If there will be a chilly winter breeze or if the windowsill is directly over a loud heating vent, don’t put your cactus there. Most indoor plants would experience excessive stress from these conditions.

How long does it take a giant cactus to grow?

A cactus normally grows in 6 to 12 months. After two to three years, its potential is at its peak. Its length increases by 1-3 centimeters during this time.

The main cause of this delayed growth is survival. If their demands are not supplied by their immediate surroundings, cacti are adapted to live. The life cycle of a cactus is influenced by the intense heat and arid climate.

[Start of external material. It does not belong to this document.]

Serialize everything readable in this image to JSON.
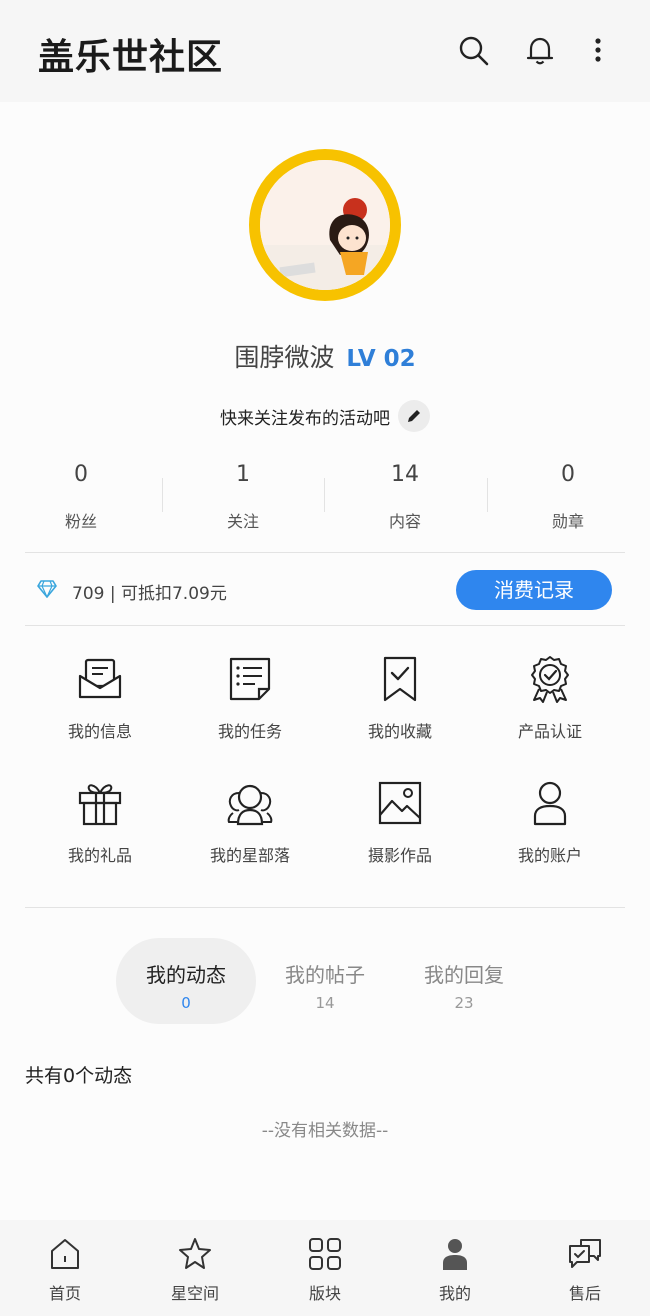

Take a peek at the five stages of a cactus’ life cycle; you might find it interesting.

How big a cactus can it get and how long can it live?

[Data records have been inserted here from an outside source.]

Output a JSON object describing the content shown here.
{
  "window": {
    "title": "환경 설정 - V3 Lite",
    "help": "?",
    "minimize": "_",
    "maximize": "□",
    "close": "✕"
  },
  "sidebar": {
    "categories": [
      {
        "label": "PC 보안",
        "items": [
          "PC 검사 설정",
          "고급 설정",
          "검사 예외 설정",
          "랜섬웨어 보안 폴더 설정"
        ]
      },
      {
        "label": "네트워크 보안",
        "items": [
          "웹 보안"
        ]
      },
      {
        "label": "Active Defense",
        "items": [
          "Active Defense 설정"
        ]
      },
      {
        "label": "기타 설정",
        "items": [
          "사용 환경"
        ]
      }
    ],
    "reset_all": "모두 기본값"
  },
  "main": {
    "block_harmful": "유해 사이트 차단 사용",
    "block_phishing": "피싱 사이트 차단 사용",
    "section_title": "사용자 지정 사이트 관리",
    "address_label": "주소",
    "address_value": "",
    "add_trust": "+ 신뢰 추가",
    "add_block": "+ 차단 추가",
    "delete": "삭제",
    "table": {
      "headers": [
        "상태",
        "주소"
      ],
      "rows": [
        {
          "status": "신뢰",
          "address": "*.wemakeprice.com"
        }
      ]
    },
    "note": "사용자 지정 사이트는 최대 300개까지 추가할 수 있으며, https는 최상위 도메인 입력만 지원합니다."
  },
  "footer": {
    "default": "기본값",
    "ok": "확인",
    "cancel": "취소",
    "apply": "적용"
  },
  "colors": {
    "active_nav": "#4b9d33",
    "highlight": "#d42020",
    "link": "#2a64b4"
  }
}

Since I was a young child, I’ve grown cactus, but I’ve never seen one pass away from old age. I can’t say that I’ve managed to keep every cactus I’ve ever owned healthy and happy to this day, but more often than not, the issue has been my subpar maintenance rather than the cactus’ longevity. It made me wonder how long cacti actually survive.

There are actually more than 1500 different species of cactus. Although there is a significant range in their lifespans, it turns out that they are all fairly long-lived plants.

Depending on the species, cactus longevity normally ranges from 10 to 200 years. In ideal circumstances, cacti grown outdoors typically live longer than those grown as indoor houseplants. However, many indoor cacti can live for many years with proper care.

The Saguaro cactus, which is indigenous to the deserts of Arizona and Mexico, is regarded to be the cactus with the longest lifespan. Stunning and well-known, this cactus may reach heights of 60 to 70 feet and has a lifespan of 150 to 200 years.

Even one who was believed to be around 300 years old lived in Arizona until the mid-1990s. Amazing cactus in Saguaro National Park eventually succumbed to bacterial illness, which elderly cacti are susceptible to, especially if they have been injured and are already fragile.

Not all cactus species exhibit this longevity. The lifespan of the barrel cactus is between 50 and 100 years, which is not as lengthy as other cacti. They have been known to live up to 130 years, though.

In contrast, it is believed that Opuntia, or prickly pear cactus, live for only 20 to 30 years on average.

To learn how long different cacti survive, researchers have conducted demographic studies on them. The highlighted cacti below all have known lifespans.

  • The lifespan of Cephalocereus columnatrajani can reach 145 years.
  • Neobuxbaumia macrocephala has a 200-year life span.
  • The typical lifespan of the little Escobaria robbinsorum is 17 years.

What is the average lifespan of a cactus?

Carefully! To loop around the top, use either very thick gloves or folded newspaper. With tweezers, you may remove huge spikes that have stuck you. Small spikes can be removed by covering them with duct tape, ripping it off, or quickly massaging the area with a ball of old tights. The experts at suggest using olive oil to refine the final fine spikes.

What pests do you need to look out for?

Verify that the plant’s body (the cactus’ “body”) and the root system are devoid of mealybugs. It is one of the most prevalent and challenging cactus pests, with a fuzzy white wax coating that contains oval insects. Additionally, aphids, scale insects, thrips, and red spider mites (eight-legged pests that cover a plant in a delicate, dense web) can appear. Check for damage and make sure the root system is sound. Cacti that have been kept in excessive moisture for an extended period of time may have rotted “from the pot,” which can also be brought on by fungi and bacteria. The real stem, which is green, may then feel supple.

Are all cacti prickly?

No. Cacti are typically thought of as desert plants, however there are also forest cacti that lack bristles; nonetheless, the variety that can be grown indoors is extremely limited.

How long does a cactus plant live?

Cacti can live for hundreds of years in the wild. They could live for ten years or longer indoors. The issue with old ones is that every single bump, scratch, or imperfection they receive stays with them; as a result, as they age, they start to look less attractive.